Alec came to see Dr. Harish Hosalkar about his condition. Hosalkar is the director of the Joint Preservation and Deformity Correction program at Paradise Valley Hospital, and he is very experienced in treating young adults with FAI like Alec. At the hospital’s San Diego Spine & Joint Center, Dr. Hosalkar performed a complex, two-stage hip preservation and reconstructive surgery on Alec, where he carefully removed implants from a prior procedure, and then “sculptured” the bones to restore the anatomy and morphology of Alec’s hips. The doctor also took care to repair the surrounding cartilage and labrum. Alec’s right hip in particular offered a challenge to Dr. Hosalkar. He had to perform a procedure called “allograft cartilage grafting” using preserved cartilage. “Without this surgery, I would have needed a hip replacement within a few years,” explained Alec. “Having this done has pushed back the need for that many more years down the road.”

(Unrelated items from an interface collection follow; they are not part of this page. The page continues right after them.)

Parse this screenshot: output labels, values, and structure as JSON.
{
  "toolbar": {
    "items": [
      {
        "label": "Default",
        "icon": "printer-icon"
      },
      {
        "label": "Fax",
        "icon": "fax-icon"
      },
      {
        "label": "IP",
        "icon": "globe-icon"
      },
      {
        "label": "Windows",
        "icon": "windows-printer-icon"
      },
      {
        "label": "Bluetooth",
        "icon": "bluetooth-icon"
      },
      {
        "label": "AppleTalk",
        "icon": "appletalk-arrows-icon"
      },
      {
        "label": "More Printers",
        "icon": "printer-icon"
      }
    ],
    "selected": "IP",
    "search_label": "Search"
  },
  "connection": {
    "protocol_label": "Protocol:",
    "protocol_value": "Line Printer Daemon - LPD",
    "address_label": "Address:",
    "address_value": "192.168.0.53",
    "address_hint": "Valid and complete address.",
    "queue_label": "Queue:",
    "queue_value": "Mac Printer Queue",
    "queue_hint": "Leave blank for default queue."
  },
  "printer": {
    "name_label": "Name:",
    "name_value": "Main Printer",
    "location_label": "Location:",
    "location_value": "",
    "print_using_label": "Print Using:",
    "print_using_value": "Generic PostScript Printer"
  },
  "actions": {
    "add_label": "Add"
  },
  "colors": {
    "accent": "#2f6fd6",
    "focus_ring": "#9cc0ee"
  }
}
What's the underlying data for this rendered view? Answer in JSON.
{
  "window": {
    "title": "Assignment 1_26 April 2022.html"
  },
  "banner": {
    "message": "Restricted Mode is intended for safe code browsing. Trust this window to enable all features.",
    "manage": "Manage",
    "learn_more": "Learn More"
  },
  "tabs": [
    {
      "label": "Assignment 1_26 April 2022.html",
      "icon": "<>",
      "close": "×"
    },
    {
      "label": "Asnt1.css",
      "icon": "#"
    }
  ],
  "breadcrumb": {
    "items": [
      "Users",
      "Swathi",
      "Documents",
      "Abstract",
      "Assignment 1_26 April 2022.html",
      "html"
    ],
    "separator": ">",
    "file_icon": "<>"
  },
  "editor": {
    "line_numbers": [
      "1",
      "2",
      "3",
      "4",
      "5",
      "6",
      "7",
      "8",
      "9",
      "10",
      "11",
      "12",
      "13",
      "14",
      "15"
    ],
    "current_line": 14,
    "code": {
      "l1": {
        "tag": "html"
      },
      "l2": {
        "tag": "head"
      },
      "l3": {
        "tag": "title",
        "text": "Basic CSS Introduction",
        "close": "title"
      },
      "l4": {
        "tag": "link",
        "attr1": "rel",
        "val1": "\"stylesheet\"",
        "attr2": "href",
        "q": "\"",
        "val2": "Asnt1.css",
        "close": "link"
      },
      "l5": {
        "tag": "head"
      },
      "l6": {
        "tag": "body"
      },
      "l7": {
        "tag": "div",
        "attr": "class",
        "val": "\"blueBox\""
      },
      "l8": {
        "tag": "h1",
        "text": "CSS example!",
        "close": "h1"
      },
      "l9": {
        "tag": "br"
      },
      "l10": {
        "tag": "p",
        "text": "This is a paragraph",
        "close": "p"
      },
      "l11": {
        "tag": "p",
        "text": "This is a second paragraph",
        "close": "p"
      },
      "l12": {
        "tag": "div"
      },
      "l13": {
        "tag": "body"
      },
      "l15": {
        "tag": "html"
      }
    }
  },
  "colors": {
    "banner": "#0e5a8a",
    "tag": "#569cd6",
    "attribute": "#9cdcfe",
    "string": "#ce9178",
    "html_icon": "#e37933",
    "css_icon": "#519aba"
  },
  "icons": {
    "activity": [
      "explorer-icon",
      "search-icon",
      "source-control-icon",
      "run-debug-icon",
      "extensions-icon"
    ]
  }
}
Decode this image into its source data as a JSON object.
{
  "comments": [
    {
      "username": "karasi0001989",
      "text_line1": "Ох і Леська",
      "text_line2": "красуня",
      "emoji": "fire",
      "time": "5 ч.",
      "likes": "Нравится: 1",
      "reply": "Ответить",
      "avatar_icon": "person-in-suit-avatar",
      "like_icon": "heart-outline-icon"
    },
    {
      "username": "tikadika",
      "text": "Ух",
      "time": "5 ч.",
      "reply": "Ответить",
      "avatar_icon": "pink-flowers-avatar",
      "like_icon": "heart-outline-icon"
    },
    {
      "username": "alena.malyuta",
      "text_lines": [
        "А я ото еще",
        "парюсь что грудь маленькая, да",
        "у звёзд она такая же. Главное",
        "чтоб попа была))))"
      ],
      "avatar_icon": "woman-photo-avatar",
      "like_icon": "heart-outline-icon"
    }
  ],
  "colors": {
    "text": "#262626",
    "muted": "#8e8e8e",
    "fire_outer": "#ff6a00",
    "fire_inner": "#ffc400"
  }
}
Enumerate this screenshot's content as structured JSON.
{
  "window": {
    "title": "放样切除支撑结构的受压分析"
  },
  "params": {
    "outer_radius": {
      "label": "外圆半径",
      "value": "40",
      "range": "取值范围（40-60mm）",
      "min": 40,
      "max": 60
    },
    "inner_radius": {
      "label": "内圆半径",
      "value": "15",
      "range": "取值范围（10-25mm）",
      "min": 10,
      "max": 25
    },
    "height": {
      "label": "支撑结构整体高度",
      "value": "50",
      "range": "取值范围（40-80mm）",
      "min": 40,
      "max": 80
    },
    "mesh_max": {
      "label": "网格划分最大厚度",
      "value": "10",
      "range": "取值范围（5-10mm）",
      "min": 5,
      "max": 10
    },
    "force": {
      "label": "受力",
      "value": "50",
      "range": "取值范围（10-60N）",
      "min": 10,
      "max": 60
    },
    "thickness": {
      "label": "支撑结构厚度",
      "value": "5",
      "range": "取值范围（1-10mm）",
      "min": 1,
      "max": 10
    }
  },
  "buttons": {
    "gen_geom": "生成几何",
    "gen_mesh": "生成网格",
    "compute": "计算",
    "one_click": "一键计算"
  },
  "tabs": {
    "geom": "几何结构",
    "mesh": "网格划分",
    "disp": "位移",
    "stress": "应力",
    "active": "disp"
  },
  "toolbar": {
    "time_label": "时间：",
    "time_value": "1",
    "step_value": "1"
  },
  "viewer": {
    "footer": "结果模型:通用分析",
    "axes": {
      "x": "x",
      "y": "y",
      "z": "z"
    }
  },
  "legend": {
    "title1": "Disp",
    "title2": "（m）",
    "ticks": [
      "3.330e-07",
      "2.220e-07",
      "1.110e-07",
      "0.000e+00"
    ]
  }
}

The procedures were a success. After a few months, Alec is virtually free of the pain and limitations his disease caused him. After a bit of strengthening and physical rehabilitation, Alec is looking forward to once again practicing and teaching Taekwondo. “The following year I planned on taking a Taekwondo cultural and training tour through Korea and China,” says Alec. “I am very excited about this, and Dr. Hosalkar worked with me and made sure we had the surgery done the end of the year so I would be able to recover fully and go on this trip.”

The San Diego Spine & Joint Center at Paradise Valley Hospital is one of the most unique units in San Diego County. Based on healing design, the unit was constructed to resemble a seaside village with a boardwalk for therapeutic strolls and family-centered meals and lounge. Patients are encouraged to wear comfortable clothes from home and a guest can stay overnight with the patient upon request.